=== Data provided ===
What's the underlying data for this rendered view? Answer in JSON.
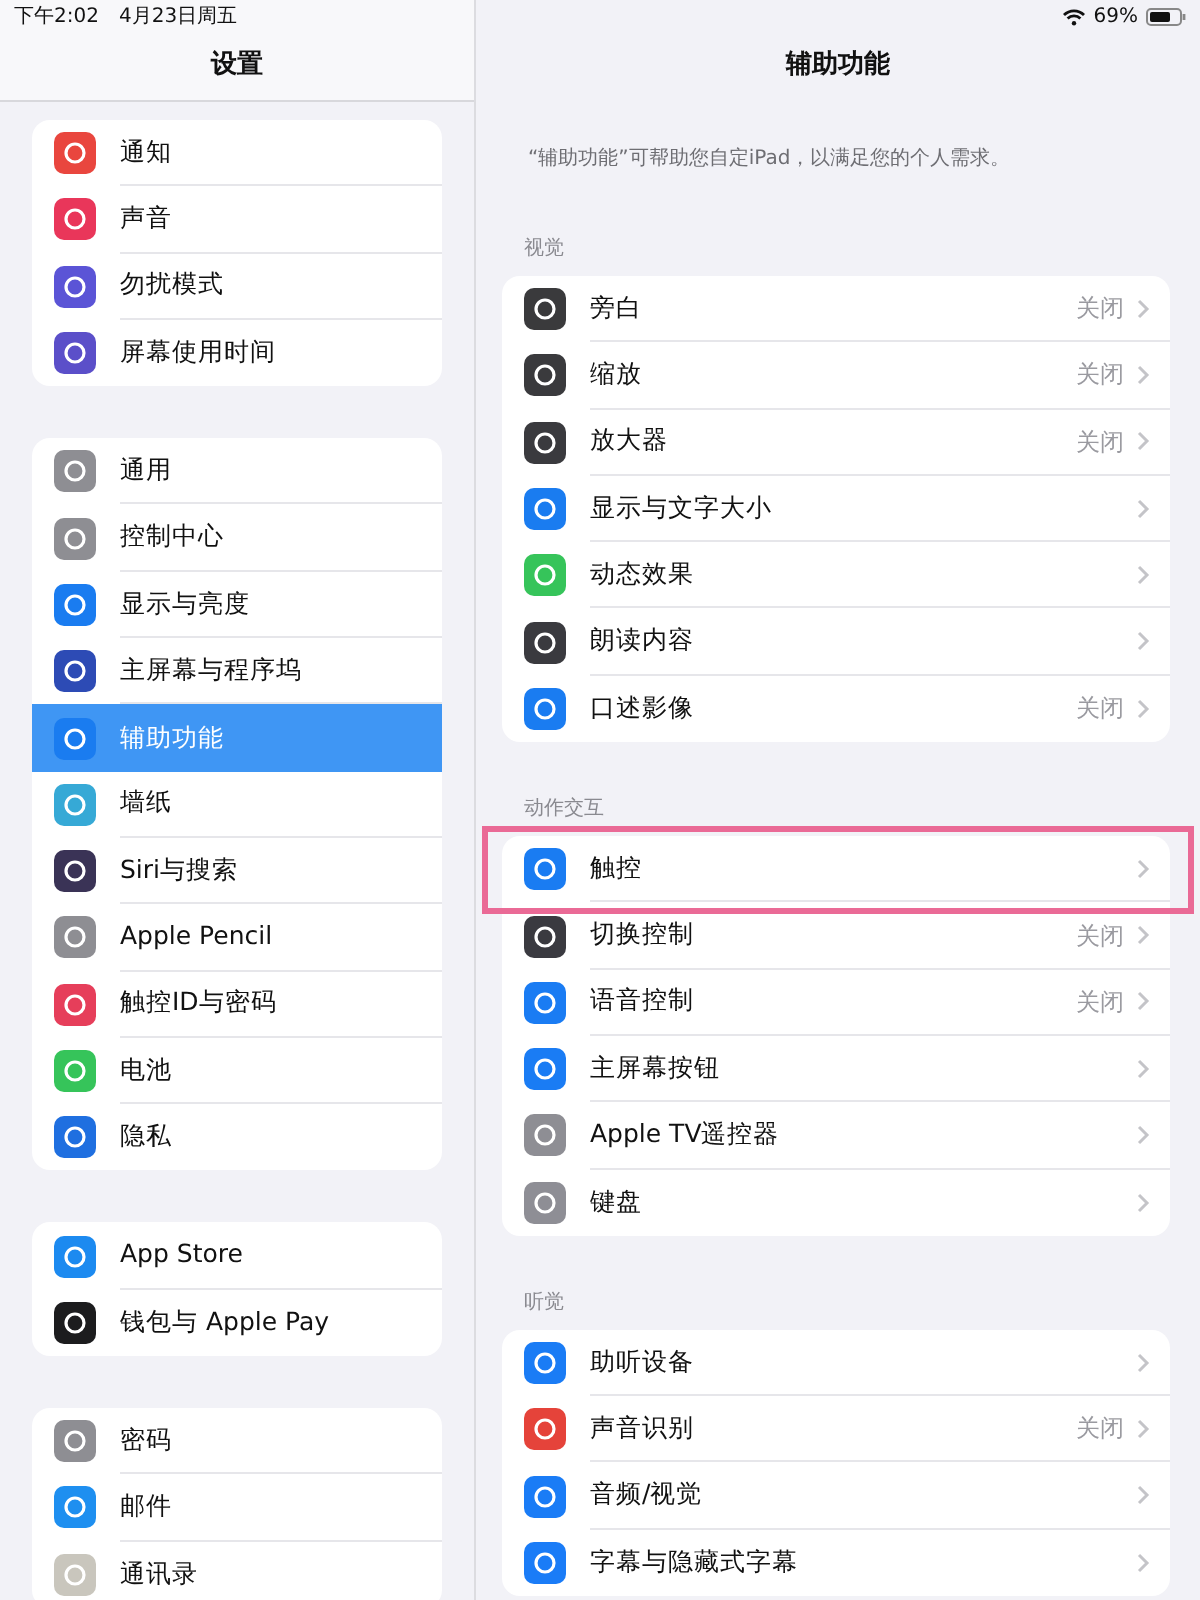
{
  "status_bar": {
    "time": "下午2:02",
    "date": "4月23日周五",
    "battery": "69%"
  },
  "sidebar": {
    "title": "设置",
    "groups": [
      {
        "items": [
          {
            "label": "通知",
            "color": "#e9463e",
            "selected": false
          },
          {
            "label": "声音",
            "color": "#e9365a",
            "selected": false
          },
          {
            "label": "勿扰模式",
            "color": "#5b54d6",
            "selected": false
          },
          {
            "label": "屏幕使用时间",
            "color": "#5b4fc9",
            "selected": false
          }
        ]
      },
      {
        "items": [
          {
            "label": "通用",
            "color": "#8e8e93",
            "selected": false
          },
          {
            "label": "控制中心",
            "color": "#8e8e93",
            "selected": false
          },
          {
            "label": "显示与亮度",
            "color": "#1a7cf0",
            "selected": false
          },
          {
            "label": "主屏幕与程序坞",
            "color": "#2d4bb5",
            "selected": false
          },
          {
            "label": "辅助功能",
            "color": "#1a7cf0",
            "selected": true
          },
          {
            "label": "墙纸",
            "color": "#36a9d6",
            "selected": false
          },
          {
            "label": "Siri与搜索",
            "color": "#3a3356",
            "selected": false
          },
          {
            "label": "Apple Pencil",
            "color": "#8e8e93",
            "selected": false
          },
          {
            "label": "触控ID与密码",
            "color": "#e63e5a",
            "selected": false
          },
          {
            "label": "电池",
            "color": "#36c45a",
            "selected": false
          },
          {
            "label": "隐私",
            "color": "#1f6fe0",
            "selected": false
          }
        ]
      },
      {
        "items": [
          {
            "label": "App Store",
            "color": "#1c8af0",
            "selected": false
          },
          {
            "label": "钱包与 Apple Pay",
            "color": "#1c1c1e",
            "selected": false
          }
        ]
      },
      {
        "items": [
          {
            "label": "密码",
            "color": "#8e8e93",
            "selected": false
          },
          {
            "label": "邮件",
            "color": "#1e8ff0",
            "selected": false
          },
          {
            "label": "通讯录",
            "color": "#c9c6bd",
            "selected": false
          }
        ]
      }
    ]
  },
  "detail": {
    "title": "辅助功能",
    "description": "“辅助功能”可帮助您自定iPad，以满足您的个人需求。",
    "sections": [
      {
        "header": "视觉",
        "items": [
          {
            "label": "旁白",
            "value": "关闭",
            "color": "#3a3a3c",
            "highlighted": false
          },
          {
            "label": "缩放",
            "value": "关闭",
            "color": "#3a3a3d",
            "highlighted": false
          },
          {
            "label": "放大器",
            "value": "关闭",
            "color": "#3a3a3e",
            "highlighted": false
          },
          {
            "label": "显示与文字大小",
            "color": "#1a7cf0",
            "highlighted": false
          },
          {
            "label": "动态效果",
            "color": "#36c45a",
            "highlighted": false
          },
          {
            "label": "朗读内容",
            "color": "#3a3a3f",
            "highlighted": false
          },
          {
            "label": "口述影像",
            "value": "关闭",
            "color": "#1a7cf1",
            "highlighted": false
          }
        ]
      },
      {
        "header": "动作交互",
        "items": [
          {
            "label": "触控",
            "color": "#1a7cf2",
            "highlighted": true
          },
          {
            "label": "切换控制",
            "value": "关闭",
            "color": "#3a3a40",
            "highlighted": false
          },
          {
            "label": "语音控制",
            "value": "关闭",
            "color": "#1a7cf3",
            "highlighted": false
          },
          {
            "label": "主屏幕按钮",
            "color": "#1a7cf4",
            "highlighted": false
          },
          {
            "label": "Apple TV遥控器",
            "color": "#8e8e94",
            "highlighted": false
          },
          {
            "label": "键盘",
            "color": "#8e8e95",
            "highlighted": false
          }
        ]
      },
      {
        "header": "听觉",
        "items": [
          {
            "label": "助听设备",
            "color": "#1a7cf5",
            "highlighted": false
          },
          {
            "label": "声音识别",
            "value": "关闭",
            "color": "#e5433a",
            "highlighted": false
          },
          {
            "label": "音频/视觉",
            "color": "#1a7cf6",
            "highlighted": false
          },
          {
            "label": "字幕与隐藏式字幕",
            "color": "#1a7cf7",
            "highlighted": false
          }
        ]
      }
    ]
  }
}
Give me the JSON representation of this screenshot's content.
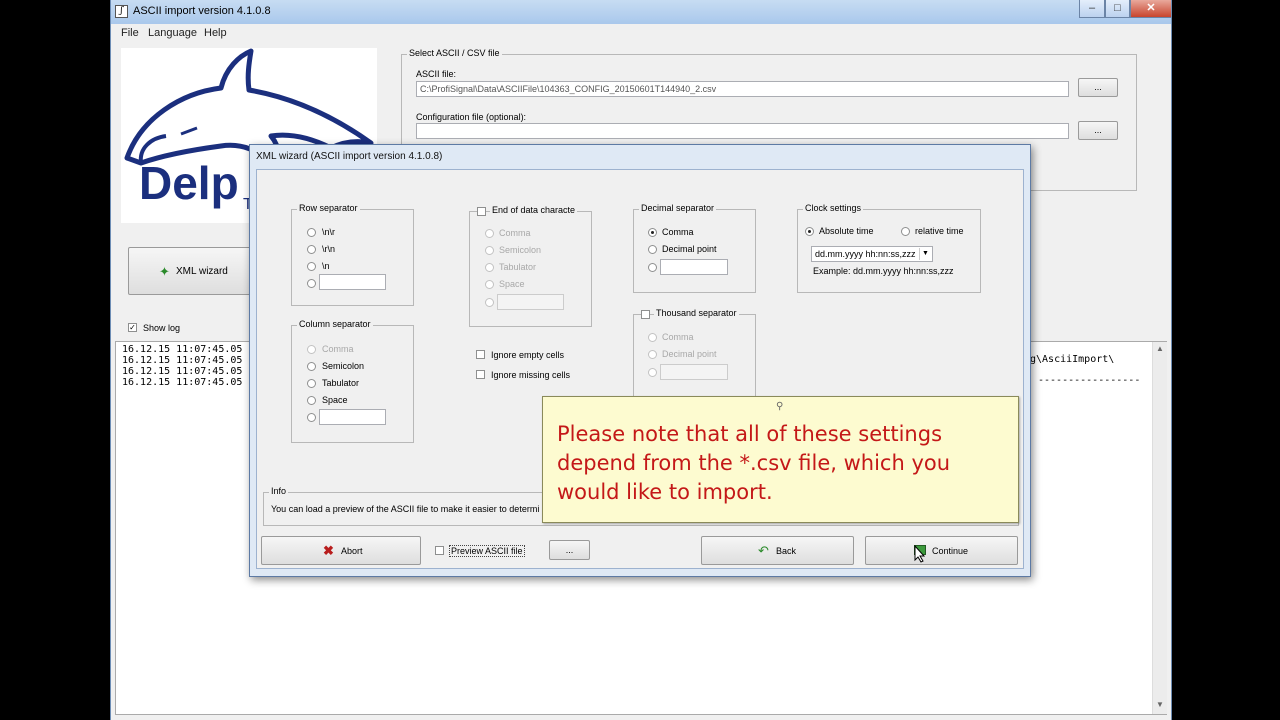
{
  "window": {
    "title": "ASCII import version 4.1.0.8",
    "min": "–",
    "max": "□",
    "close": "✕"
  },
  "menu": [
    "File",
    "Language",
    "Help"
  ],
  "logo_text": "Delp",
  "logo_sub": "T",
  "left_panel": {
    "xml_wizard_label": "XML wizard",
    "show_log_label": "Show log",
    "show_log_checked": true
  },
  "select_group": {
    "title": "Select ASCII / CSV file",
    "ascii_label": "ASCII file:",
    "ascii_value": "C:\\ProfiSignal\\Data\\ASCIIFile\\104363_CONFIG_20150601T144940_2.csv",
    "config_label": "Configuration file (optional):",
    "config_value": "",
    "browse_label": "..."
  },
  "log": {
    "lines": [
      "16.12.15 11:07:45.05",
      "16.12.15 11:07:45.05",
      "16.12.15 11:07:45.05",
      "16.12.15 11:07:45.05"
    ],
    "right_text": "g\\AsciiImport\\",
    "dash_line": "-----------------"
  },
  "dialog": {
    "title": "XML wizard (ASCII import version 4.1.0.8)",
    "row_separator": {
      "title": "Row separator",
      "options": [
        "\\n\\r",
        "\\r\\n",
        "\\n"
      ]
    },
    "column_separator": {
      "title": "Column separator",
      "options": [
        "Comma",
        "Semicolon",
        "Tabulator",
        "Space"
      ]
    },
    "end_of_data": {
      "title": "End of data characte",
      "options": [
        "Comma",
        "Semicolon",
        "Tabulator",
        "Space"
      ]
    },
    "ignore_empty": "Ignore empty cells",
    "ignore_missing": "Ignore missing cells",
    "decimal_separator": {
      "title": "Decimal separator",
      "options": [
        "Comma",
        "Decimal point"
      ],
      "selected": "Comma"
    },
    "thousand_separator": {
      "title": "Thousand separator",
      "options": [
        "Comma",
        "Decimal point"
      ]
    },
    "clock": {
      "title": "Clock settings",
      "absolute": "Absolute time",
      "relative": "relative time",
      "selected": "Absolute time",
      "format": "dd.mm.yyyy hh:nn:ss,zzz",
      "example": "Example: dd.mm.yyyy hh:nn:ss,zzz"
    },
    "info": {
      "title": "Info",
      "text": "You can load a preview of the ASCII file to make it easier to determi"
    },
    "buttons": {
      "abort": "Abort",
      "preview": "Preview ASCII file",
      "browse": "...",
      "back": "Back",
      "continue": "Continue"
    }
  },
  "note": "Please note that all of these settings depend from the *.csv file, which you would like to import."
}
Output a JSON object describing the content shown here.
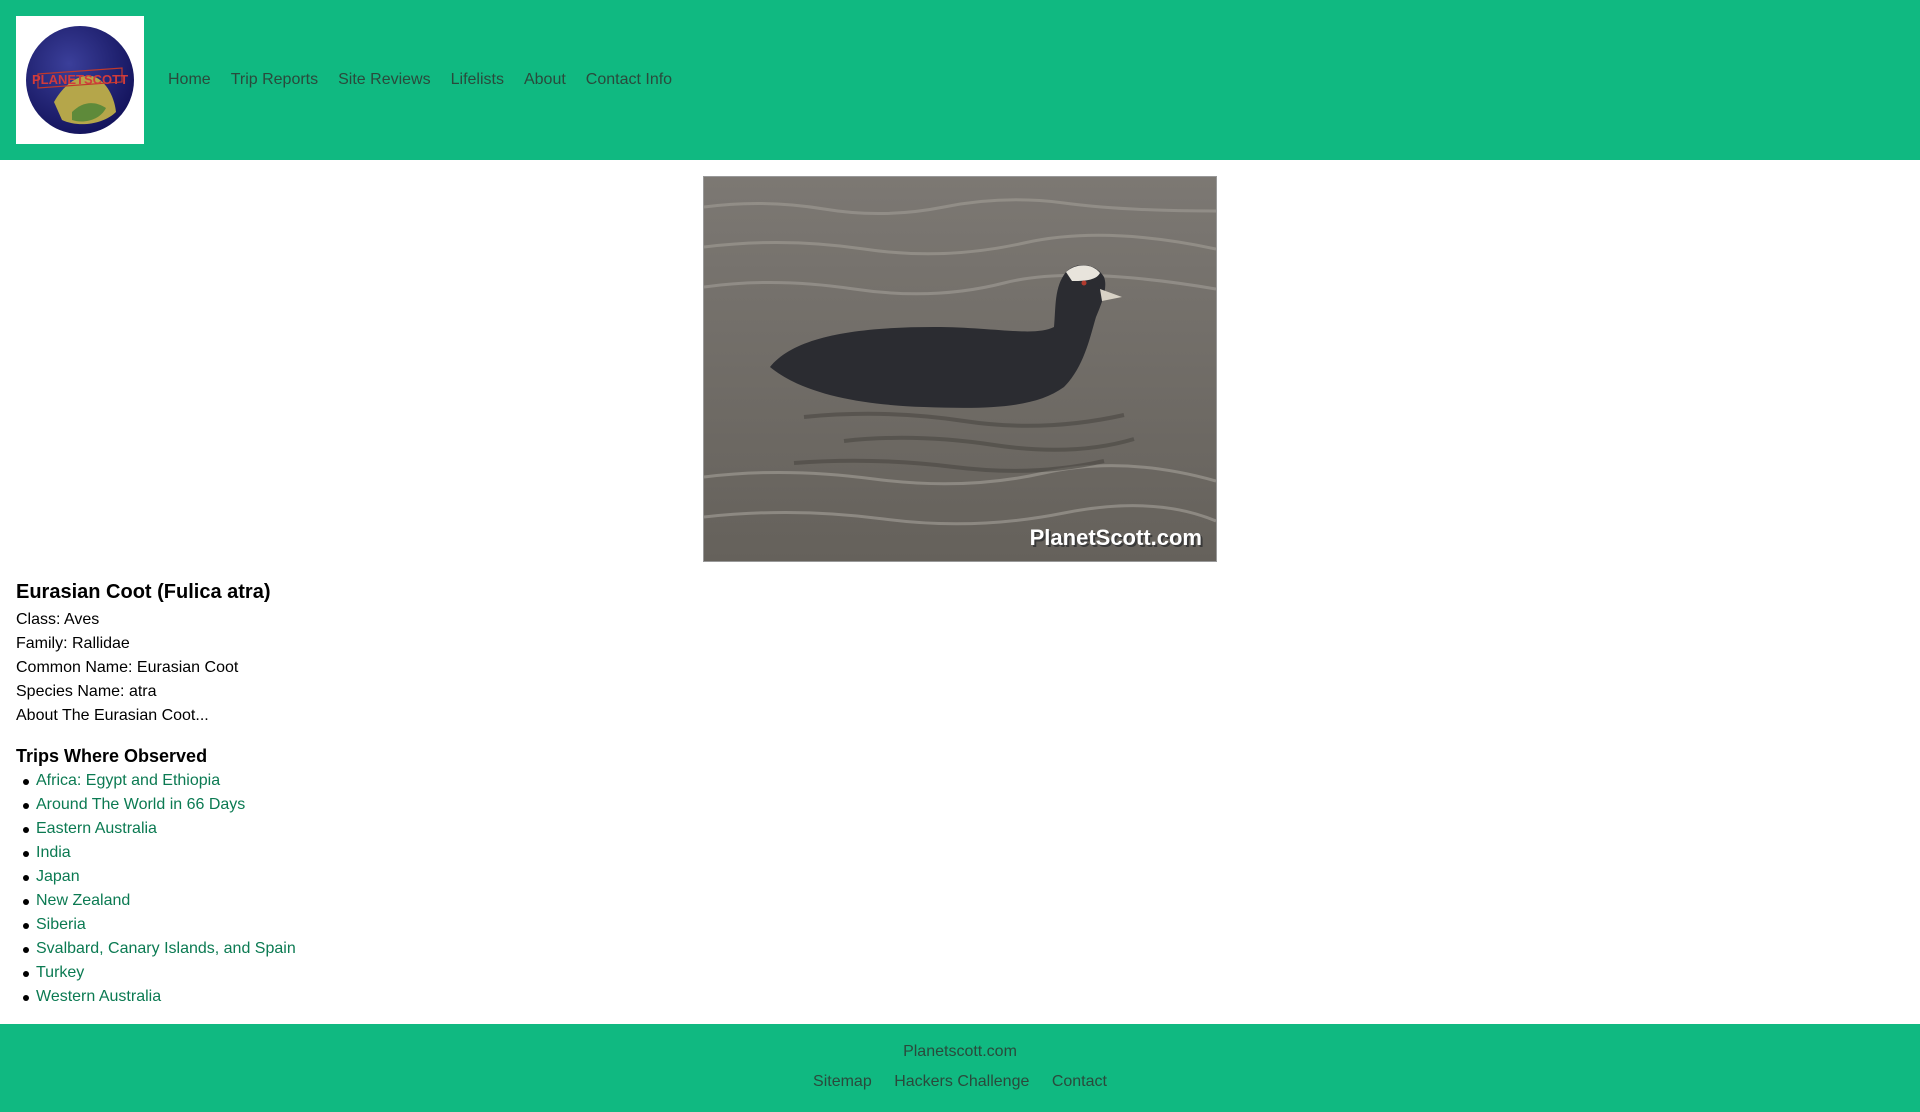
{
  "header": {
    "logo_alt": "PlanetScott",
    "nav": [
      "Home",
      "Trip Reports",
      "Site Reviews",
      "Lifelists",
      "About",
      "Contact Info"
    ]
  },
  "photo": {
    "alt": "Eurasian Coot",
    "watermark": "PlanetScott.com"
  },
  "species": {
    "title": "Eurasian Coot (Fulica atra)",
    "class": "Class: Aves",
    "family": "Family: Rallidae",
    "common_name": "Common Name: Eurasian Coot",
    "species_name": "Species Name: atra",
    "about": "About The Eurasian Coot..."
  },
  "trips": {
    "title": "Trips Where Observed",
    "items": [
      "Africa: Egypt and Ethiopia",
      "Around The World in 66 Days",
      "Eastern Australia",
      "India",
      "Japan",
      "New Zealand",
      "Siberia",
      "Svalbard, Canary Islands, and Spain",
      "Turkey",
      "Western Australia"
    ]
  },
  "footer": {
    "site": "Planetscott.com",
    "links": [
      "Sitemap",
      "Hackers Challenge",
      "Contact"
    ]
  },
  "colors": {
    "brand_green": "#10b981",
    "link_green": "#0b7a52"
  }
}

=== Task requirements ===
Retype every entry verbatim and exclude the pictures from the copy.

=== Response to this exercise ===
What's the underlying data for this rendered view? Answer in JSON.
{
  "status_bar": {
    "time": "下午2:02",
    "date": "4月23日周五",
    "battery": "69%"
  },
  "sidebar": {
    "title": "设置",
    "groups": [
      {
        "items": [
          {
            "label": "通知",
            "color": "#e9463e",
            "selected": false
          },
          {
            "label": "声音",
            "color": "#e9365a",
            "selected": false
          },
          {
            "label": "勿扰模式",
            "color": "#5b54d6",
            "selected": false
          },
          {
            "label": "屏幕使用时间",
            "color": "#5b4fc9",
            "selected": false
          }
        ]
      },
      {
        "items": [
          {
            "label": "通用",
            "color": "#8e8e93",
            "selected": false
          },
          {
            "label": "控制中心",
            "color": "#8e8e93",
            "selected": false
          },
          {
            "label": "显示与亮度",
            "color": "#1a7cf0",
            "selected": false
          },
          {
            "label": "主屏幕与程序坞",
            "color": "#2d4bb5",
            "selected": false
          },
          {
            "label": "辅助功能",
            "color": "#1a7cf0",
            "selected": true
          },
          {
            "label": "墙纸",
            "color": "#36a9d6",
            "selected": false
          },
          {
            "label": "Siri与搜索",
            "color": "#3a3356",
            "selected": false
          },
          {
            "label": "Apple Pencil",
            "color": "#8e8e93",
            "selected": false
          },
          {
            "label": "触控ID与密码",
            "color": "#e63e5a",
            "selected": false
          },
          {
            "label": "电池",
            "color": "#36c45a",
            "selected": false
          },
          {
            "label": "隐私",
            "color": "#1f6fe0",
            "selected": false
          }
        ]
      },
      {
        "items": [
          {
            "label": "App Store",
            "color": "#1c8af0",
            "selected": false
          },
          {
            "label": "钱包与 Apple Pay",
            "color": "#1c1c1e",
            "selected": false
          }
        ]
      },
      {
        "items": [
          {
            "label": "密码",
            "color": "#8e8e93",
            "selected": false
          },
          {
            "label": "邮件",
            "color": "#1e8ff0",
            "selected": false
          },
          {
            "label": "通讯录",
            "color": "#c9c6bd",
            "selected": false
          }
        ]
      }
    ]
  },
  "detail": {
    "title": "辅助功能",
    "description": "“辅助功能”可帮助您自定iPad，以满足您的个人需求。",
    "sections": [
      {
        "header": "视觉",
        "items": [
          {
            "label": "旁白",
            "value": "关闭",
            "color": "#3a3a3c",
            "highlighted": false
          },
          {
            "label": "缩放",
            "value": "关闭",
            "color": "#3a3a3d",
            "highlighted": false
          },
          {
            "label": "放大器",
            "value": "关闭",
            "color": "#3a3a3e",
            "highlighted": false
          },
          {
            "label": "显示与文字大小",
            "color": "#1a7cf0",
            "highlighted": false
          },
          {
            "label": "动态效果",
            "color": "#36c45a",
            "highlighted": false
          },
          {
            "label": "朗读内容",
            "color": "#3a3a3f",
            "highlighted": false
          },
          {
            "label": "口述影像",
            "value": "关闭",
            "color": "#1a7cf1",
            "highlighted": false
          }
        ]
      },
      {
        "header": "动作交互",
        "items": [
          {
            "label": "触控",
            "color": "#1a7cf2",
            "highlighted": true
          },
          {
            "label": "切换控制",
            "value": "关闭",
            "color": "#3a3a40",
            "highlighted": false
          },
          {
            "label": "语音控制",
            "value": "关闭",
            "color": "#1a7cf3",
            "highlighted": false
          },
          {
            "label": "主屏幕按钮",
            "color": "#1a7cf4",
            "highlighted": false
          },
          {
            "label": "Apple TV遥控器",
            "color": "#8e8e94",
            "highlighted": false
          },
          {
            "label": "键盘",
            "color": "#8e8e95",
            "highlighted": false
          }
        ]
      },
      {
        "header": "听觉",
        "items": [
          {
            "label": "助听设备",
            "color": "#1a7cf5",
            "highlighted": false
          },
          {
            "label": "声音识别",
            "value": "关闭",
            "color": "#e5433a",
            "highlighted": false
          },
          {
            "label": "音频/视觉",
            "color": "#1a7cf6",
            "highlighted": false
          },
          {
            "label": "字幕与隐藏式字幕",
            "color": "#1a7cf7",
            "highlighted": false
          }
        ]
      }
    ]
  }
}
Give me the JSON representation of this screenshot's content.
{
  "window": {
    "title": "ASCII import version 4.1.0.8",
    "min": "–",
    "max": "□",
    "close": "✕"
  },
  "menu": [
    "File",
    "Language",
    "Help"
  ],
  "logo_text": "Delp",
  "logo_sub": "T",
  "left_panel": {
    "xml_wizard_label": "XML wizard",
    "show_log_label": "Show log",
    "show_log_checked": true
  },
  "select_group": {
    "title": "Select ASCII / CSV file",
    "ascii_label": "ASCII file:",
    "ascii_value": "C:\\ProfiSignal\\Data\\ASCIIFile\\104363_CONFIG_20150601T144940_2.csv",
    "config_label": "Configuration file (optional):",
    "config_value": "",
    "browse_label": "..."
  },
  "log": {
    "lines": [
      "16.12.15 11:07:45.05",
      "16.12.15 11:07:45.05",
      "16.12.15 11:07:45.05",
      "16.12.15 11:07:45.05"
    ],
    "right_text": "g\\AsciiImport\\",
    "dash_line": "-----------------"
  },
  "dialog": {
    "title": "XML wizard (ASCII import version 4.1.0.8)",
    "row_separator": {
      "title": "Row separator",
      "options": [
        "\\n\\r",
        "\\r\\n",
        "\\n"
      ]
    },
    "column_separator": {
      "title": "Column separator",
      "options": [
        "Comma",
        "Semicolon",
        "Tabulator",
        "Space"
      ]
    },
    "end_of_data": {
      "title": "End of data characte",
      "options": [
        "Comma",
        "Semicolon",
        "Tabulator",
        "Space"
      ]
    },
    "ignore_empty": "Ignore empty cells",
    "ignore_missing": "Ignore missing cells",
    "decimal_separator": {
      "title": "Decimal separator",
      "options": [
        "Comma",
        "Decimal point"
      ],
      "selected": "Comma"
    },
    "thousand_separator": {
      "title": "Thousand separator",
      "options": [
        "Comma",
        "Decimal point"
      ]
    },
    "clock": {
      "title": "Clock settings",
      "absolute": "Absolute time",
      "relative": "relative time",
      "selected": "Absolute time",
      "format": "dd.mm.yyyy hh:nn:ss,zzz",
      "example": "Example: dd.mm.yyyy hh:nn:ss,zzz"
    },
    "info": {
      "title": "Info",
      "text": "You can load a preview of the ASCII file to make it easier to determi"
    },
    "buttons": {
      "abort": "Abort",
      "preview": "Preview ASCII file",
      "browse": "...",
      "back": "Back",
      "continue": "Continue"
    }
  },
  "note": "Please note that all of these settings depend from the *.csv file, which you would like to import."
}
Output a JSON object describing the content shown here.
{
  "header": {
    "logo_alt": "PlanetScott",
    "nav": [
      "Home",
      "Trip Reports",
      "Site Reviews",
      "Lifelists",
      "About",
      "Contact Info"
    ]
  },
  "photo": {
    "alt": "Eurasian Coot",
    "watermark": "PlanetScott.com"
  },
  "species": {
    "title": "Eurasian Coot (Fulica atra)",
    "class": "Class: Aves",
    "family": "Family: Rallidae",
    "common_name": "Common Name: Eurasian Coot",
    "species_name": "Species Name: atra",
    "about": "About The Eurasian Coot..."
  },
  "trips": {
    "title": "Trips Where Observed",
    "items": [
      "Africa: Egypt and Ethiopia",
      "Around The World in 66 Days",
      "Eastern Australia",
      "India",
      "Japan",
      "New Zealand",
      "Siberia",
      "Svalbard, Canary Islands, and Spain",
      "Turkey",
      "Western Australia"
    ]
  },
  "footer": {
    "site": "Planetscott.com",
    "links": [
      "Sitemap",
      "Hackers Challenge",
      "Contact"
    ]
  },
  "colors": {
    "brand_green": "#10b981",
    "link_green": "#0b7a52"
  }
}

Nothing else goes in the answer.